### WHAT THIS TASK INVOLVES
Pull every line with "screenshot" from the data.

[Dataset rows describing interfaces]
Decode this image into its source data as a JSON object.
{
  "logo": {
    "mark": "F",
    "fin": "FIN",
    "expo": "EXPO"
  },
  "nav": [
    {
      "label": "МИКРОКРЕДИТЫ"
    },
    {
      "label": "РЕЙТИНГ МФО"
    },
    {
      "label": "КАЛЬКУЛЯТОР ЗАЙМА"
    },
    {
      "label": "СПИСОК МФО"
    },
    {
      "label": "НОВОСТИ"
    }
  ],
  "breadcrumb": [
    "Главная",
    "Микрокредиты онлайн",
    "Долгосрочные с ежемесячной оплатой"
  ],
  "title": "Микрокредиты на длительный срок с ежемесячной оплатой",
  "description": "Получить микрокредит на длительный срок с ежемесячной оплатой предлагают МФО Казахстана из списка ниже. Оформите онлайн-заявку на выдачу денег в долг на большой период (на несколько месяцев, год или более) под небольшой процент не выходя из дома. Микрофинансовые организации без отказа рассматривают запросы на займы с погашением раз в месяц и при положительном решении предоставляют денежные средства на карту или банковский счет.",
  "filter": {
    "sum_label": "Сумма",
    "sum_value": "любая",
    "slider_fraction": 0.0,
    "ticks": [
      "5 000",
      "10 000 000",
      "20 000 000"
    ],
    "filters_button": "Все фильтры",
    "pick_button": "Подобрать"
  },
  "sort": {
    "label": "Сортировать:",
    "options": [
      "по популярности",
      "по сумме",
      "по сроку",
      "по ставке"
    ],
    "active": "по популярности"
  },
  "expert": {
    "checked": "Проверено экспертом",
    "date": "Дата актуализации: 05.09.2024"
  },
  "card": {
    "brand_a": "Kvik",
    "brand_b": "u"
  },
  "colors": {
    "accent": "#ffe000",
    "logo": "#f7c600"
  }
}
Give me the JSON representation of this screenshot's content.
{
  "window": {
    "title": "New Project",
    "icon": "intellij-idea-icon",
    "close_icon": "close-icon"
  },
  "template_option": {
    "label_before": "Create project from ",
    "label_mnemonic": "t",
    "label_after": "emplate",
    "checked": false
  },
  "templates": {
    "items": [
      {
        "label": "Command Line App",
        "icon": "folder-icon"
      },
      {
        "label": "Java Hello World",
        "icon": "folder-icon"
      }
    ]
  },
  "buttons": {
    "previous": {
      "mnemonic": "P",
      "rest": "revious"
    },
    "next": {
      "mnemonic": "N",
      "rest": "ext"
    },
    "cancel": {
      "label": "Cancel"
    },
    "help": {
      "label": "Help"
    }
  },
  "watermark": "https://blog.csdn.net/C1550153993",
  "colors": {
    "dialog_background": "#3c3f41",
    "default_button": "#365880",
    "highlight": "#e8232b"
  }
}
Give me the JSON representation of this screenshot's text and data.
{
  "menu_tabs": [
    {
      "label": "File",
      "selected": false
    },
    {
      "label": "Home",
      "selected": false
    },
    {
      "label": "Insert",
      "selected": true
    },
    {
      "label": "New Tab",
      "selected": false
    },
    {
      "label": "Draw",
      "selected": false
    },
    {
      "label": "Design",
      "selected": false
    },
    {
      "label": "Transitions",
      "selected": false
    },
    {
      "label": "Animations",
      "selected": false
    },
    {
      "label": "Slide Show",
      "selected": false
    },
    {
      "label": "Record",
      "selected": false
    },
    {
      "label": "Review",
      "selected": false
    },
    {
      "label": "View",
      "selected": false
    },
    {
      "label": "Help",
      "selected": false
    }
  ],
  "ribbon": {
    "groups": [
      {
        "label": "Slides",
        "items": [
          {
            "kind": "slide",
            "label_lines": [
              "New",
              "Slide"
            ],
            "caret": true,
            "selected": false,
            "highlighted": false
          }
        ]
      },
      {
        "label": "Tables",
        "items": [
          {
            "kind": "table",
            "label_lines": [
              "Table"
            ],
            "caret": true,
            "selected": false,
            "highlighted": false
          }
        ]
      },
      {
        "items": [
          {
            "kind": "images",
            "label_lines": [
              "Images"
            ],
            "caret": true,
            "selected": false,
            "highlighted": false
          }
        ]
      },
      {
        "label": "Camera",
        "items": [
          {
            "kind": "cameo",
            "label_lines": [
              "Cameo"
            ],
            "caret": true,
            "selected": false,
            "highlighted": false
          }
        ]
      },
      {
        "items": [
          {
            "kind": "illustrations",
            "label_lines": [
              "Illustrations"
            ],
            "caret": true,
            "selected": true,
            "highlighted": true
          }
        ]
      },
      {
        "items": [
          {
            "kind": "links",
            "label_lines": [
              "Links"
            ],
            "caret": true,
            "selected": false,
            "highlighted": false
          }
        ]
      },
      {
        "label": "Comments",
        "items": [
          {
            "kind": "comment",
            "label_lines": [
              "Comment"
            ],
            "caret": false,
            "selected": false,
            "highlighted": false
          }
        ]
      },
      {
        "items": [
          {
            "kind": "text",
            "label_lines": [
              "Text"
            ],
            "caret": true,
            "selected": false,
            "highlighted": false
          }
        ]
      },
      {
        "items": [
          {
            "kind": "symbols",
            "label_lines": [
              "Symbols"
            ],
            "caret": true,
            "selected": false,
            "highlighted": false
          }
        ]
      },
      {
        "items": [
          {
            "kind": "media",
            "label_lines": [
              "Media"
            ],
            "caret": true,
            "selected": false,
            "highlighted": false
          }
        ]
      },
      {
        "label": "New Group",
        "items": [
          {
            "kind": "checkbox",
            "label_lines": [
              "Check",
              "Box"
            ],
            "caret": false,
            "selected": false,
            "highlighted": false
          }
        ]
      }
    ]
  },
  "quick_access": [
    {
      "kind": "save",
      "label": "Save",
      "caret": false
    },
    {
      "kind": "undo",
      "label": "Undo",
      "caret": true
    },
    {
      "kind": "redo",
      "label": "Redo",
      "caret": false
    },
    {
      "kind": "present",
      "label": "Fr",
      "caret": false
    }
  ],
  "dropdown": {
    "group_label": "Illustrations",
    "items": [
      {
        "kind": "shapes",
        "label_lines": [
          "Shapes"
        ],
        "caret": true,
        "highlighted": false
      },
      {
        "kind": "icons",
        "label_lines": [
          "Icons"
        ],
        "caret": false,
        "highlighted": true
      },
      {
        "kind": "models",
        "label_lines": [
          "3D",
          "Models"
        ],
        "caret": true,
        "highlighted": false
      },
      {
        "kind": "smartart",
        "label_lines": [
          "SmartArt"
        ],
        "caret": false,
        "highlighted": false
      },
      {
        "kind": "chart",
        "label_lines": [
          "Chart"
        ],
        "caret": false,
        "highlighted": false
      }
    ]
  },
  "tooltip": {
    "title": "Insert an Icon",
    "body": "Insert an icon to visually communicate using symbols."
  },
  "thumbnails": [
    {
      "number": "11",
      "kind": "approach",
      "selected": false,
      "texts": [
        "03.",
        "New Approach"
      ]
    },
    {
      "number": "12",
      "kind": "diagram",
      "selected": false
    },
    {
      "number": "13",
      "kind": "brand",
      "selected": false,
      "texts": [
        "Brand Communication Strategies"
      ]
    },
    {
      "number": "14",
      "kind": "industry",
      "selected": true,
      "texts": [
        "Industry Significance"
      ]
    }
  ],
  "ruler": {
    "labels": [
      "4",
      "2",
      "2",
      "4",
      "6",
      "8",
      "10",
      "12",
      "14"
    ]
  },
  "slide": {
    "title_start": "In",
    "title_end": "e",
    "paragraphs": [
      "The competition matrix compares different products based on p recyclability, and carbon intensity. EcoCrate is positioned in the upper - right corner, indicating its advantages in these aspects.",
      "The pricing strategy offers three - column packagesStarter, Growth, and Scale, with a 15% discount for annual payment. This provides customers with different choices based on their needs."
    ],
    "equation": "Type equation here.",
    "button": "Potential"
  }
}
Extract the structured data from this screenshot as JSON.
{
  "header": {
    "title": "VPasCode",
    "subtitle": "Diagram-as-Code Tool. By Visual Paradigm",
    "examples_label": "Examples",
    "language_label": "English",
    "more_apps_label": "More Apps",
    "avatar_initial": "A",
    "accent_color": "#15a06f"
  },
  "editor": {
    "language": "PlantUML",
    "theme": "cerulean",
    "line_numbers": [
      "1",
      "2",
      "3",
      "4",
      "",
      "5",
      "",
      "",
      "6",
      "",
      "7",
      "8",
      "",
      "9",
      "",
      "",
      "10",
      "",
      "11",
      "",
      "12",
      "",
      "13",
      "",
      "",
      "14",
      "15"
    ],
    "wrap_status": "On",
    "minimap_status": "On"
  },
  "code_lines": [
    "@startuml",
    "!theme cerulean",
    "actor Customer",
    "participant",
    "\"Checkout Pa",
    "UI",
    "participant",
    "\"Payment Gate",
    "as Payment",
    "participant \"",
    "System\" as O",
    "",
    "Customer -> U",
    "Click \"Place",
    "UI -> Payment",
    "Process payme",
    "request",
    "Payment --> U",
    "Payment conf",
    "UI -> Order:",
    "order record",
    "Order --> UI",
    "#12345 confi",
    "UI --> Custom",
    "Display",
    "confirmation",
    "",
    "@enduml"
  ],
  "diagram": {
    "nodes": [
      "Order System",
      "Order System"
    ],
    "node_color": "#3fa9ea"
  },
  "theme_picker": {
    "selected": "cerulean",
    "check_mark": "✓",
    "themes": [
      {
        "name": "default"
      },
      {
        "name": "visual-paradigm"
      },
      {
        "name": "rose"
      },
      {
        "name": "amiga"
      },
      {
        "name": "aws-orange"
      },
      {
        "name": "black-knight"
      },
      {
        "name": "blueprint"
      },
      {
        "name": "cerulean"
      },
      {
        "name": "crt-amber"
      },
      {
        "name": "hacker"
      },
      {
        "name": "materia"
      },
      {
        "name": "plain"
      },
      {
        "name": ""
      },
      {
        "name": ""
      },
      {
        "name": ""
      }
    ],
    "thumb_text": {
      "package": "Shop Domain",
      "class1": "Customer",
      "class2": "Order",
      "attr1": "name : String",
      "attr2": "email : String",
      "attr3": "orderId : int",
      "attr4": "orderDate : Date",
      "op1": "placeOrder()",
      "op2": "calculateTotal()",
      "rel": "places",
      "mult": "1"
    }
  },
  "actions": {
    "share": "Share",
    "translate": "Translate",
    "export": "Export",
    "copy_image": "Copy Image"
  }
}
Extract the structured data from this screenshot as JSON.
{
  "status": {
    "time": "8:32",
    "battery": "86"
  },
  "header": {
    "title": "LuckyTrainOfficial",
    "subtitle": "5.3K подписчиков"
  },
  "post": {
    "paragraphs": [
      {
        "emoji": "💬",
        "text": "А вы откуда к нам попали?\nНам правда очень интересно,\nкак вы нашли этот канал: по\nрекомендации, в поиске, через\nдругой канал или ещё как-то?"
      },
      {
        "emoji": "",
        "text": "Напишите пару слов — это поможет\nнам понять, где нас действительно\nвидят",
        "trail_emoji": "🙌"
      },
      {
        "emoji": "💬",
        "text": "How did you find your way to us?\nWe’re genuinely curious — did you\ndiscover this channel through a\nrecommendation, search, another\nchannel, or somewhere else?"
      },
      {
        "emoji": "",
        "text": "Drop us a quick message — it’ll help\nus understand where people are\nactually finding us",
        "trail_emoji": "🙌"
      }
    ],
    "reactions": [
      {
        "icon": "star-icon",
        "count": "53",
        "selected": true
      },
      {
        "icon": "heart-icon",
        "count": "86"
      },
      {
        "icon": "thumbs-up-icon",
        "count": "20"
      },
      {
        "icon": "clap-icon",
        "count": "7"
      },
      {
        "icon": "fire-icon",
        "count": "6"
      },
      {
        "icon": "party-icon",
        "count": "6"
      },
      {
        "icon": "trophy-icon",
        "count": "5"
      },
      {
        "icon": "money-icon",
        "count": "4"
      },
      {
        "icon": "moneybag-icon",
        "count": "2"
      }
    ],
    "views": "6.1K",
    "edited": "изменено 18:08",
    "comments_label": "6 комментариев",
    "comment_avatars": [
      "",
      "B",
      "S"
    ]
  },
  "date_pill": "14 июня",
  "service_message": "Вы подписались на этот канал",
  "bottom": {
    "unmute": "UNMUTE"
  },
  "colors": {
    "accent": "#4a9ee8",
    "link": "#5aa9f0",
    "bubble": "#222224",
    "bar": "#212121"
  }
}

### RESPONSE
Give me the JSON representation of this screenshot's content.
Give me the JSON representation of this screenshot's text and data.
Extract the structured data from this screenshot as JSON.
Extract the structured data from this screenshot as JSON.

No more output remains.